The Economic and Financial Crimes Commission (EFCC) Acting Chairman, Ibrahim Magu, on Thursday, said some judges and lawyers were lobbying to be part of election petition tribunals and cases because of money.
He, however, warned them not to allow inducements affect or determine the outcome of petitions.
Magu, in a statement, reminded lawyers, judges, elected public officials and members of the wider society not to use the Election Petition Tribunals as conduits for siphoning public funds.
He said: “The EFCC has the statutory powers to monitor, track, investigate, arrest and prosecute such and other offences.
“The guiding principle of the EFCC on this matter is simple and straightforward: the right of choice of Nigerian voters is sacrosanct, and justice is not for sale.
“The principal actors at the Tribunals comprising petitioners, defendants, lawyers and judges have greater roles to play in this than the rest of us.
“The EFCC wants to strongly state that the rights of Nigerian voters to freely choose their leaders are sacrosanct and that their choice should not be thwarted on the altar of corrupt material inducement by anyone.
“As a law enforcement agency, our first duty is to advice all parties in the electoral process to abide by all rules and regulations of the electioneering process.
“This advice is necessary, because, following the conclusion of the elections held last week; the battleground is now shifting to the courtrooms for election litigations.
“This will be more so when the Gubernatorial and State Assembly Elections are held this weekend.
“In anticipation of the flood of petitions that may be received at the end of the elections, the Acting Chief Justice of Nigeria, Justice Ibrahim Muhammad, has already sworn in the members of the Election Petition Tribunals on 26th January 2019.
“As the Tribunal members get set to begin handling complaints from aggrieved parties and contestants, millions of Nigerians are placing high expectations on its just and fair outcome.
“Hence, the EFCC has the responsibility of reminding all those that may be involved in the litigations that the courts are temples of justice where only the facts of the case(s) should determine the outcome.
“Deploying monetary and other non-monetary externalities will be a fruitless and harmful exercise that must be avoided by all means.
“Beside contestants, the attention of members of the Bar and Bench, and other stake holders, is hereby drawn to the dangers and perfidy of allowing the corrupting influence of money and other inducements to influence the process and determine the outcome.
“This is necessary, because, many Judges wrongly see Election Tribunals and Appeal Panels as potential gold mines, desperately lobbied and continue to lobby, to be included as members.
“Some ‘smart’ judges lobby and salivate to be posted to states, criminally conceived as the juiciest gold mines.
“This uncontrolled and suicidal temptation of acquiring undue riches overnight is already enticing and trapping a certain number of lawyers and Judges with possible prosecution and certain professional ruin.
“Therefore, all lawyers, judges, state governors, top government officials, politically-aligned businessmen and other stakeholders should be wary of this undesirable and ignominious fate.
“The Tribunals should be allowed to operate in accordance with due process, devoid of using illicit monies and means to negatively influence the course of justice.

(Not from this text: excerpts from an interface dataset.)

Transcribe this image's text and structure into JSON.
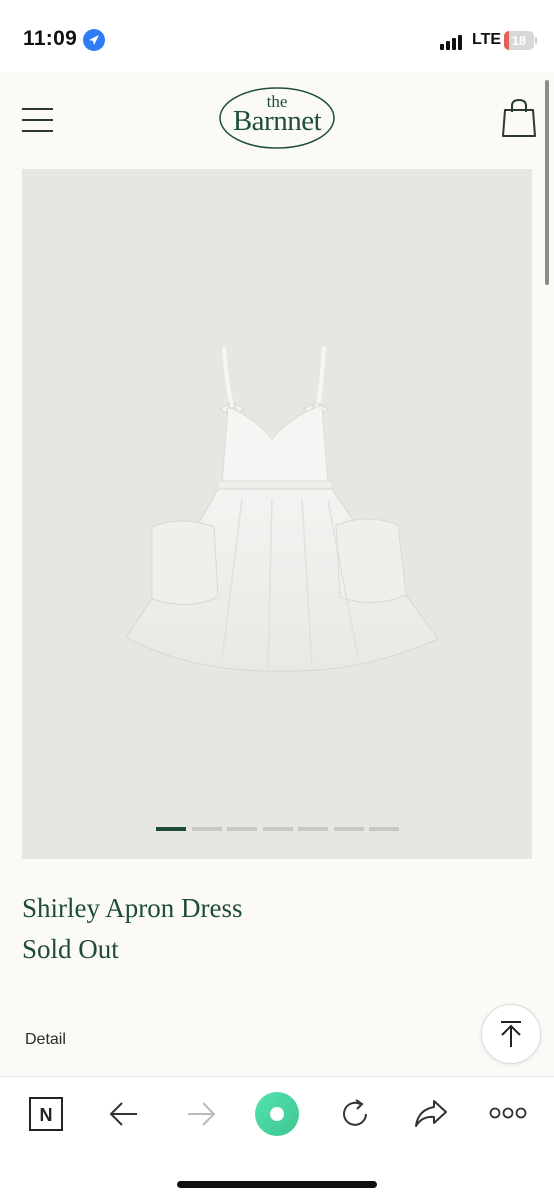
{
  "status_bar": {
    "time": "11:09",
    "network": "LTE",
    "battery_level": "18",
    "battery_fraction": 0.18
  },
  "header": {
    "logo_small": "the",
    "logo_main": "Barnnet"
  },
  "gallery": {
    "image_count": 7,
    "active_index": 0,
    "active_color": "#1e4d36",
    "inactive_color": "#c9c7c3"
  },
  "product": {
    "name": "Shirley Apron Dress",
    "status": "Sold Out"
  },
  "detail": {
    "label": "Detail"
  },
  "colors": {
    "brand_green": "#1e4d36",
    "background": "#fbfaf6",
    "accent_button": "#4fd6a6"
  },
  "icons": {
    "menu": "hamburger-menu-icon",
    "cart": "shopping-bag-icon",
    "to_top": "arrow-up-to-top-icon",
    "naver": "naver-n-icon",
    "back": "arrow-left-icon",
    "forward": "arrow-right-icon",
    "green_dot": "green-dot-icon",
    "refresh": "refresh-icon",
    "share": "share-icon",
    "more": "more-dots-icon"
  }
}
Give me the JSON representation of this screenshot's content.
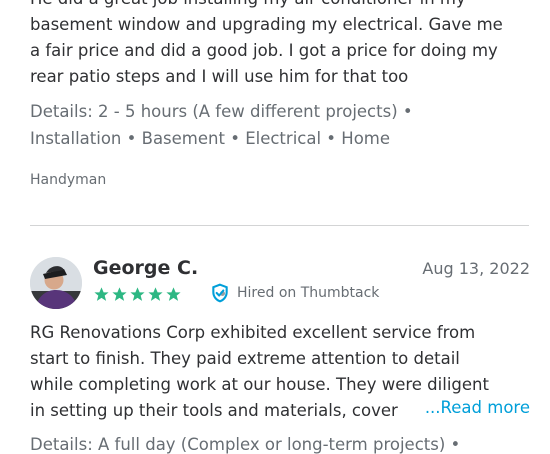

“The EFCC possesses ample information on how the perversion of justice with ill-gotten money is initiated, organised and executed by individuals and groups within the political, bureaucratic and judicial systems of the nation.
“The EFCC also possesses information on how the beneficiaries of corrupt monies receive, hide, transfer and invest the loot at home and abroad in order to conceal their true source.
“We want to make it clear that, in this day and age of the information technology, international legal instruments and Mutual Legal Assistance between countries across the globe, there is no hiding place for corruption and money laundering no matter how witty or crafty the perpetrators may be.”
Magu cited an example of a money laundering case that arose from a previous election.
“After the 2015 elections, a gubernatorial candidate from one of the South-South states hired the services of a lawyer (SAN) to file a petition at the Election Tribunal over the outcome of the election.
“When he was eventually sworn into office, he paid an astronomical and heart-wrenching N1.4 billion to the lawyer from the coffers of the state for ‘services’ rendered before he became governor.
“The EFCC was following the money trail and discovered that a large part of the sum was diverted and shared between several accomplices, all of whom are now standing trial at the Federal High Court for violating the provisions of the Money Laundering Act 2011.
“I conclude by recalling what Chief Robert Clarke, SAN, said recently on the centrality of the judiciary and corruption to our nation’s quest for survival.
“He said: ‘Corruption has eaten deep everywhere in Nigeria, and if corruption creeps into the judiciary that is the end of the nation.’ This is a warning we must all take very seriously,” Magu said.